b. Employees will not make sacrifices, even if they are unhappy with the status quo, unless they believe that useful change is possible.
c. Identify steps along the way that will get you to the new beginning. Identify how the employees will benefit with the change.
d. Require that the guiding coalition team lead the way of the change you want to create by modeling and demonstrating the change you want to create. Communication comes in both words and actions, and the latter are often the most powerful form.
5. Empower Others to Act on the Vision
a. Identify and remove obstacles to change.
b. Change systems and structures that seriously undermine the vision.
c. Encourage risk taking and nontraditional ideas, activities, and actions. This develops a culture of accountability, creativity and higher levels of employee motivation.
6. Plan for and Create Short-term Wins
a. Plan for visible performance improvements.
b. Create those improvements.
c. Recognize and reward employees involved in the improvements.
7. Consolidate Improvements and Produce Still More Change
a. Use successes, lessons learned, and developed skills to continue to search for, identify and change systems, structures, and policies that don’t fit the vision. Your credibility regarding change comes from your experiences and accomplishments.
b. Hire, promote, and develop employees who can implement the vision.
c. Reinvigorate the process with new projects, themes, and change agents.
8. Institutionalize New Approaches
a. Articulate the connections between the new behaviors and corporate success.
Planning for Transitions
The basic plan for any kind of transition is to get people to let go of the past and focus on the future. Here are some general guidelines for leading people through transitions.
a. Why? What? How? What’s in it for them?
b. Create feedback loops and forums to promote two-way communication.
c. Listen to both positive and negative feedback about the change.
2. Establish an environment of TRUST
a. Walk your talk.
b. Provide forums for people to express themselves.
3. Involve people in the changes.
a. If you can’t involve them in “what” will change, then consider involving them in “how” the change will be implemented in their area of control or responsibility.
b. Be sure to involve key people who need to support the changes.
4. Recognize the impact of change on resources.
a. Identify what is ending for whom.
b. Consider the impact on money, time, people and workload. Ask: Will there be any resistance? And what can we do to minimize the resistance?
5. Honor the past
a. Recognize past accomplishments.
b. Telling stories about people and events that help grow and develop the company.
c. Talk about the company as a story and how “we are finishing a chapter in our history and beginning to write another one.”
6. Recognize and honor how people adapt to change differently.
a. Be patient with those that have a more difficult time with change.
b. Seek to understand the underlying reasons for the resistance. Be willing to bring it out in the open and talk about it. Create a safe environment for openness and honesty.
In my thirty years of work as an Organization Development Consultant, I have worked with clients to successfully apply these guidelines, strategies, and actions to implement plans for critical change.
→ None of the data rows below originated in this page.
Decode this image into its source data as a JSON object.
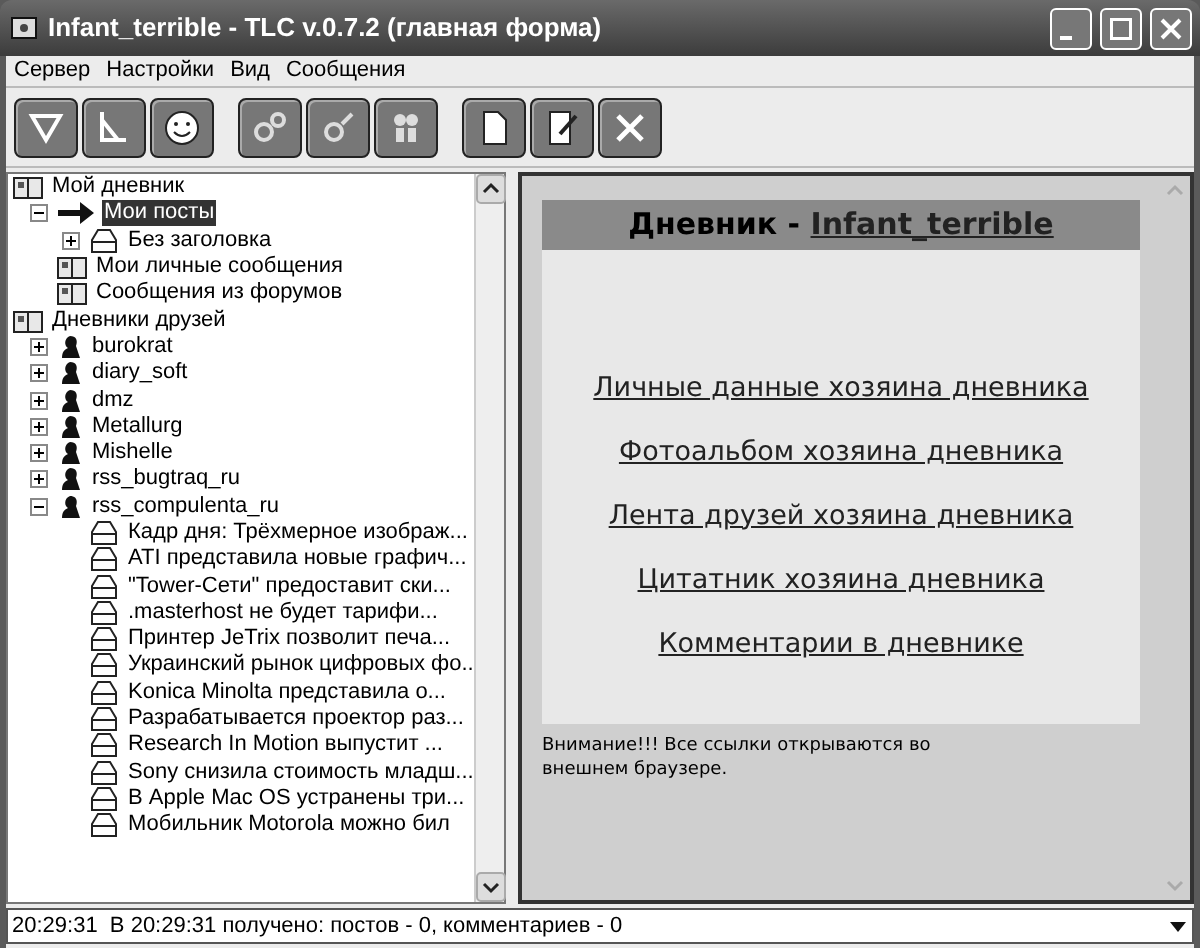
{
  "window": {
    "title": "Infant_terrible - TLC v.0.7.2 (главная форма)"
  },
  "menu": [
    "Сервер",
    "Настройки",
    "Вид",
    "Сообщения"
  ],
  "tree": [
    {
      "label": "Мой дневник",
      "kind": "diary",
      "selected": false,
      "children": [
        {
          "label": "Мои посты",
          "kind": "arrow",
          "selected": true,
          "expanded": true,
          "children": [
            {
              "label": "Без заголовка",
              "kind": "post",
              "selected": false,
              "expanded": false
            }
          ]
        },
        {
          "label": "Мои личные сообщения",
          "kind": "diary",
          "selected": false
        },
        {
          "label": "Сообщения из форумов",
          "kind": "diary",
          "selected": false
        }
      ]
    },
    {
      "label": "Дневники друзей",
      "kind": "diary",
      "selected": false,
      "children": [
        {
          "label": "burokrat",
          "kind": "friend",
          "selected": false,
          "expanded": false
        },
        {
          "label": "diary_soft",
          "kind": "friend",
          "selected": false,
          "expanded": false
        },
        {
          "label": "dmz",
          "kind": "friend",
          "selected": false,
          "expanded": false
        },
        {
          "label": "Metallurg",
          "kind": "friend",
          "selected": false,
          "expanded": false
        },
        {
          "label": "Mishelle",
          "kind": "friend",
          "selected": false,
          "expanded": false
        },
        {
          "label": "rss_bugtraq_ru",
          "kind": "friend",
          "selected": false,
          "expanded": false
        },
        {
          "label": "rss_compulenta_ru",
          "kind": "friend",
          "selected": false,
          "expanded": true,
          "children": [
            {
              "label": "Кадр дня: Трёхмерное изображ...",
              "kind": "post",
              "selected": false
            },
            {
              "label": "ATI представила новые графич...",
              "kind": "post",
              "selected": false
            },
            {
              "label": "\"Tower-Сети\" предоставит ски...",
              "kind": "post",
              "selected": false
            },
            {
              "label": ".masterhost не будет тарифи...",
              "kind": "post",
              "selected": false
            },
            {
              "label": "Принтер JeTrix позволит печа...",
              "kind": "post",
              "selected": false
            },
            {
              "label": "Украинский рынок цифровых фо...",
              "kind": "post",
              "selected": false
            },
            {
              "label": "Konica Minolta представила о...",
              "kind": "post",
              "selected": false
            },
            {
              "label": "Разрабатывается проектор раз...",
              "kind": "post",
              "selected": false
            },
            {
              "label": "Research In Motion выпустит ...",
              "kind": "post",
              "selected": false
            },
            {
              "label": "Sony снизила стоимость младш...",
              "kind": "post",
              "selected": false
            },
            {
              "label": "В Apple Mac OS устранены три...",
              "kind": "post",
              "selected": false
            },
            {
              "label": "Мобильник Motorola можно бил",
              "kind": "post",
              "selected": false
            }
          ]
        }
      ]
    }
  ],
  "page": {
    "heading_prefix": "Дневник - ",
    "heading_link": "Infant_terrible",
    "links": [
      "Личные данные хозяина дневника",
      "Фотоальбом хозяина дневника",
      "Лента друзей хозяина дневника",
      "Цитатник хозяина дневника",
      "Комментарии в дневнике"
    ],
    "note": "Внимание!!! Все ссылки открываются во внешнем браузере."
  },
  "status_bar": {
    "value": "20:29:31  В 20:29:31 получено: постов - 0, комментариев - 0"
  }
}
Paying attention to these strategies will help a leader be more effective and efficient when moving an organization, a team or an individual through any kind of change and transition.